“I am willing to accept that Minnesotans absolutely believe themselves to be exceptional. And so it is a thing,” he said. “I also believe that it is a pretty exceptional place. It’s a great state in all this weirdness and quirks. But I joke with people that I was working on a Ph.D. in anthropology and history. I was trained in the art and science of observing and analyzing and coming to conclusions about exotic cultures. So it prepared me well for Minnesota.”
‘I don’t go looking for heroes or saviors’
Morillo said he thinks it is important for unions, especially private sector unions, to be involved in politics in a way that not only promotes unionism but that stands up for all lower-paid people in the workforce. To that end, the SEIU has been a leader in the $15 NOW minimum wage fight and the interconnected drives for paid leave and fair scheduling.
Morillo supported Betsy Hodges for mayor of Minneapolis in 2013 and 2017. He also backed Hillary Clinton in the contested 2016 Democratic presidential race and Tim Walz for governor last year.
Those candidates were not considered the most progressive in the field, something that sometimes put Morillo at odds with other activists. “I think that the distinction is that I have very clear in my head that I don’t go into the political realm looking for heroes or saviors,” he said. “I think that our role is to elect the best people possible. Sometimes that means supporting people you may not agree with 100 percent.
“I can’t enter a negotiation with our employers and be like, ‘This is what we want and if you don’t give us everything we’re gonna strike right now.’ That’s not a negotiation. And my members would not be happy with that position because we wouldn’t win. People, I think, confuse negotiation with compromising your values. And I don’t think those two things are the same. One can pass a bill that is imperfect now that leads to a more perfect tomorrow; I think it’s putting your values into place to not stand in the way of progress.”

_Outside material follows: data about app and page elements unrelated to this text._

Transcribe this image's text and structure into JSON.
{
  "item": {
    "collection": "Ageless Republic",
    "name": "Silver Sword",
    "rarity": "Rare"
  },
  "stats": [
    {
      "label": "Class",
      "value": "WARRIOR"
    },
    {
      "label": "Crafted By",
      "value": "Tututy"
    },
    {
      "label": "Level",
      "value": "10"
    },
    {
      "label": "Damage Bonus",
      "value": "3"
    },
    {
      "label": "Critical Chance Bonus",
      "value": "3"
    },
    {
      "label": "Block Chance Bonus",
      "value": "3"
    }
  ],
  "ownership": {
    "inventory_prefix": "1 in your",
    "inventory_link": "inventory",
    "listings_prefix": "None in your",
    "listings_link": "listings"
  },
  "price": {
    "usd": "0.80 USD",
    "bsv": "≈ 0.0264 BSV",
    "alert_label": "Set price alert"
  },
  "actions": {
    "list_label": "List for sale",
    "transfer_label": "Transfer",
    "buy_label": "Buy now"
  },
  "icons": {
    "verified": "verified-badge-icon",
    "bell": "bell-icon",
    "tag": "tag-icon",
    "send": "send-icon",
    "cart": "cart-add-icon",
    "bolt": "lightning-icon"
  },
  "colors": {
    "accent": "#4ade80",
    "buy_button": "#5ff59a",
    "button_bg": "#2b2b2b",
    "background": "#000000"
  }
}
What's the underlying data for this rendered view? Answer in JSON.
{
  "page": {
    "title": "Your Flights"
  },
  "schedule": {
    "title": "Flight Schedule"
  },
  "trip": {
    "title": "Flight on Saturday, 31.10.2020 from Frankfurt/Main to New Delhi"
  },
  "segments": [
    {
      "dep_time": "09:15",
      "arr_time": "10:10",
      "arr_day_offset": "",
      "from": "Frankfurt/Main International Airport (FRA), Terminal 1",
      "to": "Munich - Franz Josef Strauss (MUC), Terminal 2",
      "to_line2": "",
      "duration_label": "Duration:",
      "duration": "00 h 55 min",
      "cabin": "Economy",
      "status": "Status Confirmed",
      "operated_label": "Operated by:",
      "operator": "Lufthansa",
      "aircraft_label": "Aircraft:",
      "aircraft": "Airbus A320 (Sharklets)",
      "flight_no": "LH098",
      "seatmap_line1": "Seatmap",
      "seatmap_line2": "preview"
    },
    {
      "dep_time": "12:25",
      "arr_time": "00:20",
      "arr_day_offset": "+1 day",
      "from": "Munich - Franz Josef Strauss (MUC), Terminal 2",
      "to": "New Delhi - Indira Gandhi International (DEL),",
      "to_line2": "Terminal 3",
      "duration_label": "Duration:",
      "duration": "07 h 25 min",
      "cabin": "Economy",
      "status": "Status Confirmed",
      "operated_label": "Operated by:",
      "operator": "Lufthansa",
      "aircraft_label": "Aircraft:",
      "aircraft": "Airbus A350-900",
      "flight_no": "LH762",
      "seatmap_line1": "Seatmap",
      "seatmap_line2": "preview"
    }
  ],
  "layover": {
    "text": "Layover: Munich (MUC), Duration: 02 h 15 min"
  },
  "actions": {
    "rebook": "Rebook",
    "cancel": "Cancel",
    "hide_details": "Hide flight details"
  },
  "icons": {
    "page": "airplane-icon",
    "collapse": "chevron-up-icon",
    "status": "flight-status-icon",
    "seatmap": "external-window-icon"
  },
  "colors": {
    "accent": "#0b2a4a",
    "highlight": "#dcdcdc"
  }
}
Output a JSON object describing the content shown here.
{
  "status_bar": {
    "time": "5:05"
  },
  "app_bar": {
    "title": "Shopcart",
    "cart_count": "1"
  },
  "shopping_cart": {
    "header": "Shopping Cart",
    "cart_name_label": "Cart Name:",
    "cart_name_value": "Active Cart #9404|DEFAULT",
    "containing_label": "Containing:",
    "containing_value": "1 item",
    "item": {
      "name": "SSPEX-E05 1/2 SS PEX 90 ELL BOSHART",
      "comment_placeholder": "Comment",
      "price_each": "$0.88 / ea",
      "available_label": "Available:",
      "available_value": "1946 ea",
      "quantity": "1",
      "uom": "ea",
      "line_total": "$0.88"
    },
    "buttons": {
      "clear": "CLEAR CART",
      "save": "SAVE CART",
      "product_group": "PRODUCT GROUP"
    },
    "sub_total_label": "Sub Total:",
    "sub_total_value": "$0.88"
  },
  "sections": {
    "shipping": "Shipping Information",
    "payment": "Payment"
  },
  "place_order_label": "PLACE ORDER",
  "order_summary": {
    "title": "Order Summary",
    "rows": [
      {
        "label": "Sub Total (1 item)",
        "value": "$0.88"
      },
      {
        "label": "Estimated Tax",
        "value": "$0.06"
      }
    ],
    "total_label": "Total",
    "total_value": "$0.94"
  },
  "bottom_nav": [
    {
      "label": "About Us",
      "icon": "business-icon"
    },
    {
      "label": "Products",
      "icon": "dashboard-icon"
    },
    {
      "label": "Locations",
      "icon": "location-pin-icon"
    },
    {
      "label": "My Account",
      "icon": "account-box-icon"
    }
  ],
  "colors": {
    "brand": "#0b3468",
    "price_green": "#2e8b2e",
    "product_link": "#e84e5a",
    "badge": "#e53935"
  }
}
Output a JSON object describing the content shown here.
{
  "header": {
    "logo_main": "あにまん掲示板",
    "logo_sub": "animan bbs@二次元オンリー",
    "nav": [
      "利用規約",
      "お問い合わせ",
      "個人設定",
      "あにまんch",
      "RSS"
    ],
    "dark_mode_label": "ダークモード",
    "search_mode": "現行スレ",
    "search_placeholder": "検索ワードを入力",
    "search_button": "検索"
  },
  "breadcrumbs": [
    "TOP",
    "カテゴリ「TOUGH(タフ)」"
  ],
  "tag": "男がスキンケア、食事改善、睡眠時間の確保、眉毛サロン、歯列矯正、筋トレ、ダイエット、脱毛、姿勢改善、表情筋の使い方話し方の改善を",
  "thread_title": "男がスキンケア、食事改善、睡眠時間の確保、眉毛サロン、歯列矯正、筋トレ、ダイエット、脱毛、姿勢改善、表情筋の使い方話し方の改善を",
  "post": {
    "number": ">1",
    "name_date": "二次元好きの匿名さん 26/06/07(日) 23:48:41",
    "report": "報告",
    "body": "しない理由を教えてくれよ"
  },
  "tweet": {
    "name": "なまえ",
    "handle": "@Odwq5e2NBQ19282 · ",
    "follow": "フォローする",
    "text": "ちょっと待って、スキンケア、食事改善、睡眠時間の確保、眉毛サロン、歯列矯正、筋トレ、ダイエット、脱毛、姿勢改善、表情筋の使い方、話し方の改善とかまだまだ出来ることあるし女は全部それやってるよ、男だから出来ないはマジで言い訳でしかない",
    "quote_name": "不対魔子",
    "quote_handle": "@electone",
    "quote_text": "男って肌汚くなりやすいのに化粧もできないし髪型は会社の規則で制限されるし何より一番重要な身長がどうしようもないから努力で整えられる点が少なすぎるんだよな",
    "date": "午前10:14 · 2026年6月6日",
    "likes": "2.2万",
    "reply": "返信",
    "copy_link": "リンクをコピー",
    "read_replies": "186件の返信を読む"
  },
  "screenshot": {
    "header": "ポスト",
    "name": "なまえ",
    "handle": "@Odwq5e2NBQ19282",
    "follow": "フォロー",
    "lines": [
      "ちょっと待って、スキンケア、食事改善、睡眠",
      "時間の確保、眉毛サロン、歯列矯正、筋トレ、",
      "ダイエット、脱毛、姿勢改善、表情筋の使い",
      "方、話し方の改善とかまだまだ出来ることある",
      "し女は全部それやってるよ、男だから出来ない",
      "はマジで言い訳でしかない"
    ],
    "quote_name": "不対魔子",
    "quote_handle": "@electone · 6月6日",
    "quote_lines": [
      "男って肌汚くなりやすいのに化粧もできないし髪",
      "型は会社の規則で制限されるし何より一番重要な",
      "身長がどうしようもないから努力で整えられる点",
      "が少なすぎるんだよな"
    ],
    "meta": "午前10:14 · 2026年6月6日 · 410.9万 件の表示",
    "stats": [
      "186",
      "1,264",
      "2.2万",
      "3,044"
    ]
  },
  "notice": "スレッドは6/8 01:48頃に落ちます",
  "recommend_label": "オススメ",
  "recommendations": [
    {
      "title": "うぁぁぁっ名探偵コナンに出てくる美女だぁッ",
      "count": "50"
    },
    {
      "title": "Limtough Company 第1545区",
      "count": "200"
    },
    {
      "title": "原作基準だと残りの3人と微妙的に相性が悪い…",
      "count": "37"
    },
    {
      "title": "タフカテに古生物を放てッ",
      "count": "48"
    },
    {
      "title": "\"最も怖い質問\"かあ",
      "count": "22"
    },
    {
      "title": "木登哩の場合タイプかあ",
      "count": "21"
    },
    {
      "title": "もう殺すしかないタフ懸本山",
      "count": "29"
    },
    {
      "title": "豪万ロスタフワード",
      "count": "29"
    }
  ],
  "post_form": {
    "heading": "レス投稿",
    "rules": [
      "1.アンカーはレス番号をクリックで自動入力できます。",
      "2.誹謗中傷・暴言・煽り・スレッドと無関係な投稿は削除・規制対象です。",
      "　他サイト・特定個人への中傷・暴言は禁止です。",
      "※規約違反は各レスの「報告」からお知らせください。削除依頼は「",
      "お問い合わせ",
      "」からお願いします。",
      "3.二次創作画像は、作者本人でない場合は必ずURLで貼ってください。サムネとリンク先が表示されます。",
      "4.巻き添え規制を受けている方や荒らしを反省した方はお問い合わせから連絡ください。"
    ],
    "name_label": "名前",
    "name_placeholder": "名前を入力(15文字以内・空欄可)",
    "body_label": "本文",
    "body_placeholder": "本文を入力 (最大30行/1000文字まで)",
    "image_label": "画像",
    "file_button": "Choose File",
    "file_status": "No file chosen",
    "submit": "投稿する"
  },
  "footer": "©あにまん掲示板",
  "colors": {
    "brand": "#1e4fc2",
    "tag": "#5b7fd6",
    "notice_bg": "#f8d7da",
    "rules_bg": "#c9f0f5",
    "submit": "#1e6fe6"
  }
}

To many progressive activists, Walz and Peggy Flanagan weren’t considered progressive enough, at least not as compared to Erin Murphy, who won the DFL endorsement but lost to Walz in the primary. But Morillo disagrees. Walz and Flanagan “won on a progressive message, on a progressive vision,” he said.
He also didn’t think Murphy could win in both the cities and in Greater Minnesota in a general election. “A lot of my friends —who I love dearly but who are organizers of the progressive movement in Minnesota — I think were participating in a different reality. It was bizarre how that became this strict dividing line that we often do on the progressive side.”
Morillo has already started his new position as a research fellow with the Center for Innovation in Worker Organization at Rutgers. He will remain in Minnesota, where is interviewing workers and conducting research, all with the purpose of writing a book that will try to change the narrative about immigrants by looking at their stories as whole human beings, not just social problems or victims.
As he leaves, Morillo said he is happy to have accomplished something that was a goal from the start. He recalled talking to fellow Macalester professor Peter Rachleff about his reluctance to lead a union when he’d never been a union worker.
“What he said stuck with me has sort of stayed with me for years,” Morillo said. “He said it’s pretty clear that the union’s going to be led by an outsider, whether it’s you or someone else or someone coming from outside the state. So maybe we should think about what kind of a union you want to build so that when you leave, the union doesn’t have the same problem.”
The new president of Local 26 is Iris Altamirano, a Cornell graduate and the daughter of an immigrant janitor. She has served on staff at the union for more than 4 years, working in every department, and will be the local’s first Latina president. The paid leadership is now 60 percent former workers.
“When I started thinking about stepping aside I know we have a fantastic, fantastic team of leaders who have stepped up,” he said. “In an organization our size, the only way to move up is some people leave.”